* EXERCISE OBJECTIVE
Find all the lines in the material below with the word "true", and copy them.
/---
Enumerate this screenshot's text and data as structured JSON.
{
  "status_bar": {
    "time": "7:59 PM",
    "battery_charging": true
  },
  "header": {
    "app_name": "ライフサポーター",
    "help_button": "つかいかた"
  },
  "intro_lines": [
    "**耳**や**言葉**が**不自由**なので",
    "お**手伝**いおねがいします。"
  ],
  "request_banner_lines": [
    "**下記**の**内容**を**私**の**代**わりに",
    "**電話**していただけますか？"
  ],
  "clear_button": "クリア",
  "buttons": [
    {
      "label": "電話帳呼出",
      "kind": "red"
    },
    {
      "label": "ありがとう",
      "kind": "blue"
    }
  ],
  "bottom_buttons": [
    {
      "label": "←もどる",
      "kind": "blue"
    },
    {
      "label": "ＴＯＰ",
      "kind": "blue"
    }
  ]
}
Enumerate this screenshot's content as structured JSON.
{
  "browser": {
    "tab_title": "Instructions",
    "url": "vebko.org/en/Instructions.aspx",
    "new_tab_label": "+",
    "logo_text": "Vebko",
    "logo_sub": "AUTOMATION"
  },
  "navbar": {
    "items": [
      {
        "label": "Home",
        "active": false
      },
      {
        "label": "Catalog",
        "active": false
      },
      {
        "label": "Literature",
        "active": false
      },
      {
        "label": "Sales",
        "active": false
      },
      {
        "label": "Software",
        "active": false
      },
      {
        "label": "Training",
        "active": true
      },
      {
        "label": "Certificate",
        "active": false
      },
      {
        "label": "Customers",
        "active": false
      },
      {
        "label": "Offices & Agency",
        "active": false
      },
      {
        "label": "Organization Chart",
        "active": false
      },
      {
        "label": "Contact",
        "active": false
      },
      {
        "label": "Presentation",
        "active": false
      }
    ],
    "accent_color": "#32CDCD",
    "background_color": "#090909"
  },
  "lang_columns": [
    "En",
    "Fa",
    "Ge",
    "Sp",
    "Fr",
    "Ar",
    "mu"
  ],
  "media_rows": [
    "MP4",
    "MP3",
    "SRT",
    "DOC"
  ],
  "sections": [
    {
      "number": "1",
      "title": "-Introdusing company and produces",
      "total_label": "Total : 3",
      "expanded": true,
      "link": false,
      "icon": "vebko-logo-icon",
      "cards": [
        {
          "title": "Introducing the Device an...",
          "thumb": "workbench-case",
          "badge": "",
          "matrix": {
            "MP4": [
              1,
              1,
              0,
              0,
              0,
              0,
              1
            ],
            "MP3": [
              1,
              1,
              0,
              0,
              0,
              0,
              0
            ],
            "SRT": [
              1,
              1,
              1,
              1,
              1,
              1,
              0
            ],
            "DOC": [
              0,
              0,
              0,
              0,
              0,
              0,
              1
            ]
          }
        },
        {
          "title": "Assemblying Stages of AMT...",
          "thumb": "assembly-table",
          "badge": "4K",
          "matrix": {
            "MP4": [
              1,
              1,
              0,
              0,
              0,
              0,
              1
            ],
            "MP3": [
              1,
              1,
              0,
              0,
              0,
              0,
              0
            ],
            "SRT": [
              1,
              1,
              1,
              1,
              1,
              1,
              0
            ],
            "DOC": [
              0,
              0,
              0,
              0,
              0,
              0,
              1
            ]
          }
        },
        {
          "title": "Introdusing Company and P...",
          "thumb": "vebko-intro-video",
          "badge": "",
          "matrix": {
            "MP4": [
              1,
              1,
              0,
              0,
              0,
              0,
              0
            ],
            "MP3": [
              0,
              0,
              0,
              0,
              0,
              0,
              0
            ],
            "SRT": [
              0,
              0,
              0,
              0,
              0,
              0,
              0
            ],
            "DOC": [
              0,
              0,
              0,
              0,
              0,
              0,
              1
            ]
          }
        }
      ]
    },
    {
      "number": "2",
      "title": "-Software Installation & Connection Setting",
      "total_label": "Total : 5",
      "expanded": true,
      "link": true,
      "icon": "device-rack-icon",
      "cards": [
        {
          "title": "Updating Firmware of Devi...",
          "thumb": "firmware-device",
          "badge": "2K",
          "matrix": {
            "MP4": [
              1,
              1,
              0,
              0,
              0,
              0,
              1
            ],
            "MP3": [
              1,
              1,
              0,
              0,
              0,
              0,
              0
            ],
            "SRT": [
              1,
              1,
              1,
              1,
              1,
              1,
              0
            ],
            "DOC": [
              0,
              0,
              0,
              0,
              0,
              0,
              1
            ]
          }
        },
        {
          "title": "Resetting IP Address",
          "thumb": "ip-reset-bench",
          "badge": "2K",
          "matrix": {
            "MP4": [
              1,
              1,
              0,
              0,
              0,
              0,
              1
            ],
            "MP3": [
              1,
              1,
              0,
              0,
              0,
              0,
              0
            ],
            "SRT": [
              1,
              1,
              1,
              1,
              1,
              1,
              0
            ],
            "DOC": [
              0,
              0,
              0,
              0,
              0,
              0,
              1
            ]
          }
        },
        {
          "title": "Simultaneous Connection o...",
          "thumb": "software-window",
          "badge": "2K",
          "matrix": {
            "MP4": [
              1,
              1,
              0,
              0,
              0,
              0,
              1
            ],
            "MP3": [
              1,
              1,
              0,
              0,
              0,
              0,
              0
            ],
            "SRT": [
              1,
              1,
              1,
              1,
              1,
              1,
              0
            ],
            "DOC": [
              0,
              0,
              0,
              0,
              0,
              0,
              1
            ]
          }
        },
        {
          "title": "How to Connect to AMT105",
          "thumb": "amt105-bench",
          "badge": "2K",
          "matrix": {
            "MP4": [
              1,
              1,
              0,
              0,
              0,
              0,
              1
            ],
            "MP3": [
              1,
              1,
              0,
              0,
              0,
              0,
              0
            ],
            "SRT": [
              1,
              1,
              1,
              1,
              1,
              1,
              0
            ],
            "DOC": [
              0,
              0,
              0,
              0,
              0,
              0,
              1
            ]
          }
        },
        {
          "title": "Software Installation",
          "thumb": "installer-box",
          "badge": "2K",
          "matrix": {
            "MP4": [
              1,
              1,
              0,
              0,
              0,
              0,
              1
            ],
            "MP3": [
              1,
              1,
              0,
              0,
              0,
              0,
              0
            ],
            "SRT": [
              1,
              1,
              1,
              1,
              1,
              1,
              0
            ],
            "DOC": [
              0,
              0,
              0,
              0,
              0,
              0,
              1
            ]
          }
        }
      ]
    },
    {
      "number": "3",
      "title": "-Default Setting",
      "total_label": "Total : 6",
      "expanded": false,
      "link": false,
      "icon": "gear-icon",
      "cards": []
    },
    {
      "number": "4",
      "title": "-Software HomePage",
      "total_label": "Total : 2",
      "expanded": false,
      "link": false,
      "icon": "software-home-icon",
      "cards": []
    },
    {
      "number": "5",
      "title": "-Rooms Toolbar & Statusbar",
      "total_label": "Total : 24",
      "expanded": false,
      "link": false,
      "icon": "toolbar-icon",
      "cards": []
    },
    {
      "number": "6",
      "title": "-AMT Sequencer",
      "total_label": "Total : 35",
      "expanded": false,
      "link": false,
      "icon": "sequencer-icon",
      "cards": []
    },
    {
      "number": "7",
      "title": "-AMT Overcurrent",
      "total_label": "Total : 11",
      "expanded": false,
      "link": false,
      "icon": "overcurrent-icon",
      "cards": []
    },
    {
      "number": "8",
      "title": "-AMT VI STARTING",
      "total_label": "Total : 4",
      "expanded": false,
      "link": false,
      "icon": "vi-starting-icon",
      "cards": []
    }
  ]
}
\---
* OUTPUT FOR THIS EXERCISE
    "battery_charging": true
        "active": true
      "expanded": true,
      "expanded": true,
      "link": true,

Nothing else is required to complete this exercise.